DESCRIPTION OF THE TASK:
All lines that hold the string "this" should be copied. Find them in the listing below.

----- AVAILABLE RECORDS -----

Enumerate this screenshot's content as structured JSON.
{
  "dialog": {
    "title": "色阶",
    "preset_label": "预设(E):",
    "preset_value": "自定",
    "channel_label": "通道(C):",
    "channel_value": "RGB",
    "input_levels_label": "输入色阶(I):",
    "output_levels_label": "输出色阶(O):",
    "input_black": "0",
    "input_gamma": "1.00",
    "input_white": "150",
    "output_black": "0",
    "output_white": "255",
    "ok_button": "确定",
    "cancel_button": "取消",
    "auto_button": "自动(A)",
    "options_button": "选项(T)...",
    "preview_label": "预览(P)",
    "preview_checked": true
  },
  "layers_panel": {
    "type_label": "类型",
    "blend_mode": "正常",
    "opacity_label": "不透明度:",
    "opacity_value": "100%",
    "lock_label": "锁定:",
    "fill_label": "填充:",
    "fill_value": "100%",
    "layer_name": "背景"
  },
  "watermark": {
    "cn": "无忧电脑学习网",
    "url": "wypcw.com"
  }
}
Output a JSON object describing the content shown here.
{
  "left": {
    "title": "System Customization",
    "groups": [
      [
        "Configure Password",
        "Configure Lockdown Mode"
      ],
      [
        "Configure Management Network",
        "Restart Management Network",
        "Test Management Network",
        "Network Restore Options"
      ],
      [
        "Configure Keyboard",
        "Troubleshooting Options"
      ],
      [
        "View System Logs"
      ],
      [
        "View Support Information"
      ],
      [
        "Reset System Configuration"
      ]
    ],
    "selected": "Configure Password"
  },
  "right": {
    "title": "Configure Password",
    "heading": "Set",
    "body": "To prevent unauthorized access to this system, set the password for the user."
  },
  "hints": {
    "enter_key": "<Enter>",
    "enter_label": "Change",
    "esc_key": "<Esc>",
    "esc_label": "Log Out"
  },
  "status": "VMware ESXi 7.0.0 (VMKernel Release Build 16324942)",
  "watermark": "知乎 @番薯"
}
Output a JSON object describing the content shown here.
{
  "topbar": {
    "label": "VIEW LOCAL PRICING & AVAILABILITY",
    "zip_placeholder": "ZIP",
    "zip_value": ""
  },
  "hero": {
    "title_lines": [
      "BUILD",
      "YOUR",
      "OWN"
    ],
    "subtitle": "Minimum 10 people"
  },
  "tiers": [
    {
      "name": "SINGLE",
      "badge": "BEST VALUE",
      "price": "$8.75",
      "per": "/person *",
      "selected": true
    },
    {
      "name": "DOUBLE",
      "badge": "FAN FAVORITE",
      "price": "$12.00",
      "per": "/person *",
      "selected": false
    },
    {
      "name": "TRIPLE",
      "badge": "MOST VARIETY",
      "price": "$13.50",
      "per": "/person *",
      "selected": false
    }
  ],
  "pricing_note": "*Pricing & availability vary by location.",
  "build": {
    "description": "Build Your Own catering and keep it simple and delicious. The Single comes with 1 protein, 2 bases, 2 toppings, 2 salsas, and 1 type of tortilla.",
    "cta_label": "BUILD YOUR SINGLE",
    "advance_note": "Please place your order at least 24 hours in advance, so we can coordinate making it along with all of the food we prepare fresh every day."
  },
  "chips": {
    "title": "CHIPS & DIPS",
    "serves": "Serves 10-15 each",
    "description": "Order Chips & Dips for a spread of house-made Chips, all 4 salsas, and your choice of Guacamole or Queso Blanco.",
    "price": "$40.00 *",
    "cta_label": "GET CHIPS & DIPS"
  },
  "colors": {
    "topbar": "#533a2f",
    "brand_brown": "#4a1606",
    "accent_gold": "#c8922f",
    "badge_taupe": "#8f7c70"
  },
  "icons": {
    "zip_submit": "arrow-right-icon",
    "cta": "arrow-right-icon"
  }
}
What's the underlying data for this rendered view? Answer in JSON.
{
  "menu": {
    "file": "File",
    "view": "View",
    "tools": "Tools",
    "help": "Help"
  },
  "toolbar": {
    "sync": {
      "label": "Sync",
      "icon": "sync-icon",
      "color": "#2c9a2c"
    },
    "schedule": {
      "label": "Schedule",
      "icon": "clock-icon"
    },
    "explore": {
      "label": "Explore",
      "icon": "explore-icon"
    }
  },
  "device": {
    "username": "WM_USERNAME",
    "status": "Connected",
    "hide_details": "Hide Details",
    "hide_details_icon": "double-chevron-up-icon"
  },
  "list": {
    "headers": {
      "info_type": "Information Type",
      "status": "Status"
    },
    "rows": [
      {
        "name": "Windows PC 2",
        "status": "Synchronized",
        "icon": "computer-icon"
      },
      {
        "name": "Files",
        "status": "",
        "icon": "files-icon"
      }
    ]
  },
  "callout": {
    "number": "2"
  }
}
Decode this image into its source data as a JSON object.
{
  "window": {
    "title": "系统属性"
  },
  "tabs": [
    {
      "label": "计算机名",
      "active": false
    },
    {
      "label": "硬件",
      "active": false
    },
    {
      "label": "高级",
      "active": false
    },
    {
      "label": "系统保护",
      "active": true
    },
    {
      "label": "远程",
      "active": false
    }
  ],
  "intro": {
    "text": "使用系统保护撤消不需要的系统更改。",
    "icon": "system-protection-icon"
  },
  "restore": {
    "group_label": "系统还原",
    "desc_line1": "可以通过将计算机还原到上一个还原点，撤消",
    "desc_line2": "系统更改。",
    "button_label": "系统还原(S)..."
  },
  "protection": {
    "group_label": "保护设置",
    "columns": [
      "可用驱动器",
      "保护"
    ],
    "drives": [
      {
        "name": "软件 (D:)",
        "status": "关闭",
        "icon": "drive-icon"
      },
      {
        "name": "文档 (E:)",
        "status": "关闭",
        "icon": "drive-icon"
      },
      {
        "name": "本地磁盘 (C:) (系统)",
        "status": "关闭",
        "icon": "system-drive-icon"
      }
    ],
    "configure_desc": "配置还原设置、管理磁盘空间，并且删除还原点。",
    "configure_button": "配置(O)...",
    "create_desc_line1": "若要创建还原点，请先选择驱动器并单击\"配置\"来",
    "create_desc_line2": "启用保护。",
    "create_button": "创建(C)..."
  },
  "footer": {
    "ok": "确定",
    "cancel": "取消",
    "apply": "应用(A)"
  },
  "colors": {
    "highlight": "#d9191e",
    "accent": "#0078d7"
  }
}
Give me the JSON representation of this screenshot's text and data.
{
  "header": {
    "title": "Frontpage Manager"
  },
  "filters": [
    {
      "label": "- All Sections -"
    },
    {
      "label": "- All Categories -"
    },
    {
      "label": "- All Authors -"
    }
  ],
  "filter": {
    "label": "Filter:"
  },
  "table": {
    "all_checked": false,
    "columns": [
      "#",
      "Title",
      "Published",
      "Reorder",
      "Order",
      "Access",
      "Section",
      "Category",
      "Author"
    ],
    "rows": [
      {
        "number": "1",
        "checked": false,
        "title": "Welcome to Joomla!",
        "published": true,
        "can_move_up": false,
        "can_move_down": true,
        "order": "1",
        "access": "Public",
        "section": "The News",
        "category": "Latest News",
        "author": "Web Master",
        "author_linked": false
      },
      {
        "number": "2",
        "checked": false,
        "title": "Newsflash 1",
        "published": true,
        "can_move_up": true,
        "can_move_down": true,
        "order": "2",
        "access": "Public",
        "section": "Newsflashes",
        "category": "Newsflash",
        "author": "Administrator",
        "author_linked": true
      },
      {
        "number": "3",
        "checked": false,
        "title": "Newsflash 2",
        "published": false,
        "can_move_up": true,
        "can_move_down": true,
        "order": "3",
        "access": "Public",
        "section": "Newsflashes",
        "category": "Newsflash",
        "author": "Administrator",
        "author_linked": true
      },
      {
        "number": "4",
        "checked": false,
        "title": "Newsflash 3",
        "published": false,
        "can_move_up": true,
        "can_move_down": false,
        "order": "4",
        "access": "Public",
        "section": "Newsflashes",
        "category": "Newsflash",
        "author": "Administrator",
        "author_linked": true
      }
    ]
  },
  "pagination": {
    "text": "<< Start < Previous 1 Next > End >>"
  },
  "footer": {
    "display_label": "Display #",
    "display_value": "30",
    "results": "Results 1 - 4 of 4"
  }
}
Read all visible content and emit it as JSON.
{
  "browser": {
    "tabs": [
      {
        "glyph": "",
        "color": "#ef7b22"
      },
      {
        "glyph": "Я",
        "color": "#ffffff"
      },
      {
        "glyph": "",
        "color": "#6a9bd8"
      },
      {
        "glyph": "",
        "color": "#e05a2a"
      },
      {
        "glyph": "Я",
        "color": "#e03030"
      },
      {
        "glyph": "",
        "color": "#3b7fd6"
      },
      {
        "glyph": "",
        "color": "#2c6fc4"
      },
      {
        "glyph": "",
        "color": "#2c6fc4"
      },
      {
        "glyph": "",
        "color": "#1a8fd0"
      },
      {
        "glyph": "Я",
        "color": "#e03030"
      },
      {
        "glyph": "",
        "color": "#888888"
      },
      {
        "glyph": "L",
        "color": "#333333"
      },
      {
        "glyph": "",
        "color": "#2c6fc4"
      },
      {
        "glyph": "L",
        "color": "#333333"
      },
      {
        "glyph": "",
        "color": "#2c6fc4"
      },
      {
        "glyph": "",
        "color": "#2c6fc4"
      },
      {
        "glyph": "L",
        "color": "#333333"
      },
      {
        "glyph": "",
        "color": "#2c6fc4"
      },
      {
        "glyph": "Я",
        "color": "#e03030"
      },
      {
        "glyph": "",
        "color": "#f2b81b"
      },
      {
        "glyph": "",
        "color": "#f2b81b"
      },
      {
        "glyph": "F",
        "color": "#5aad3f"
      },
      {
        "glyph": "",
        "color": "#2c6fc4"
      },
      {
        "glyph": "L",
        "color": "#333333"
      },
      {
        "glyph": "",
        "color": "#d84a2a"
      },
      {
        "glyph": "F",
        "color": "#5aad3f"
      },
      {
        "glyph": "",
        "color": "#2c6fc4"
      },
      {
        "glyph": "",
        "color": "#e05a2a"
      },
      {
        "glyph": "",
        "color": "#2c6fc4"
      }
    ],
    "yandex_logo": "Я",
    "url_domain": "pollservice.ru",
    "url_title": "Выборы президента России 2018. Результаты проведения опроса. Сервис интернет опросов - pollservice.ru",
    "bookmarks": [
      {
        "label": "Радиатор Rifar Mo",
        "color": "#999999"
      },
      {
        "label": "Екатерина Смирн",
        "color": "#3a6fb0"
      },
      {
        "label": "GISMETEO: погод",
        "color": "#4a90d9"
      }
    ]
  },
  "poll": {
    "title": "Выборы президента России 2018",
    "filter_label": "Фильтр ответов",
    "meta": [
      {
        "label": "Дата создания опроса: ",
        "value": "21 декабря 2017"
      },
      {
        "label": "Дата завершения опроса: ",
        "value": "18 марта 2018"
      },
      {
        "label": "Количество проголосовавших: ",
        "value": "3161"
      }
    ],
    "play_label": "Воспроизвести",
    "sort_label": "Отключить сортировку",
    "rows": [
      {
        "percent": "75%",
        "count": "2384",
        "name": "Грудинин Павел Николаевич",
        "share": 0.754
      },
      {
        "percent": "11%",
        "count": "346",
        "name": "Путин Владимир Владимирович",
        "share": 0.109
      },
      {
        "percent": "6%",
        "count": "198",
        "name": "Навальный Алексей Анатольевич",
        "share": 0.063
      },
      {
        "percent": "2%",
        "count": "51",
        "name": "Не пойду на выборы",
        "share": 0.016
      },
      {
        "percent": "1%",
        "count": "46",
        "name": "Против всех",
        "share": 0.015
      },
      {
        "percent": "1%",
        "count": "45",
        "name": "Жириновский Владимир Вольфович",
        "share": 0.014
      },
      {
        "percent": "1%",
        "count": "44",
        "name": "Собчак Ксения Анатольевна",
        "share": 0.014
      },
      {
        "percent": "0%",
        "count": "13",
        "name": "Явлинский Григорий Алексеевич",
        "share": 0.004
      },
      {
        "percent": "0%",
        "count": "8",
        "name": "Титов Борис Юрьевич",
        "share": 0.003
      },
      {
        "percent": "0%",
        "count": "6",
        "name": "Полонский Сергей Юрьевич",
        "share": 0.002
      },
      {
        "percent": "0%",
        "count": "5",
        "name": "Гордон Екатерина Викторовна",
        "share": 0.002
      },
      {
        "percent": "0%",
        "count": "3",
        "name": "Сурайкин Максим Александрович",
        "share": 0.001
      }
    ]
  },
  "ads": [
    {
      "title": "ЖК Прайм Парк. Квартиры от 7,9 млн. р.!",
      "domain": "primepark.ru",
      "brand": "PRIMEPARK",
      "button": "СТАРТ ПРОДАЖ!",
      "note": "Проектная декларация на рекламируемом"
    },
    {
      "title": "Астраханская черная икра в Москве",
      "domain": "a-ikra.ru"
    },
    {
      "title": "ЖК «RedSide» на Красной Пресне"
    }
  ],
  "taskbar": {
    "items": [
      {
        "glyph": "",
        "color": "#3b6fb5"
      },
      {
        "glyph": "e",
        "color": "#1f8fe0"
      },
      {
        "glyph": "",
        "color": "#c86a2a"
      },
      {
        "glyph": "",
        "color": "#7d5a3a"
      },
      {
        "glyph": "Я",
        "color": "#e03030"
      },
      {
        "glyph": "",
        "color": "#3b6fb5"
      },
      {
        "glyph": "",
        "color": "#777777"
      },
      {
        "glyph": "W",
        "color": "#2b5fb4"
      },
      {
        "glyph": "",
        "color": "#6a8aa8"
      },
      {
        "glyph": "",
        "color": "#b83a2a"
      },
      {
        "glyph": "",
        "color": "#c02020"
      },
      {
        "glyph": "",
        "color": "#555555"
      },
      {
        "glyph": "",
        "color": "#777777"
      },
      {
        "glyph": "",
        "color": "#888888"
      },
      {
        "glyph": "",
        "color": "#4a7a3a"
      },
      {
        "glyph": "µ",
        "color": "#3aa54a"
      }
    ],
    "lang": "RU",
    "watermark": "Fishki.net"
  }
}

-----

TASK ANSWER:
Enumerate this screenshot's content as structured JSON.
    "body": "To prevent unauthorized access to this system, set the password for the user."
What's the underlying data for this rendered view? Answer in JSON.
Decode this image into its source data as a JSON object.
Give me the JSON representation of this screenshot's text and data.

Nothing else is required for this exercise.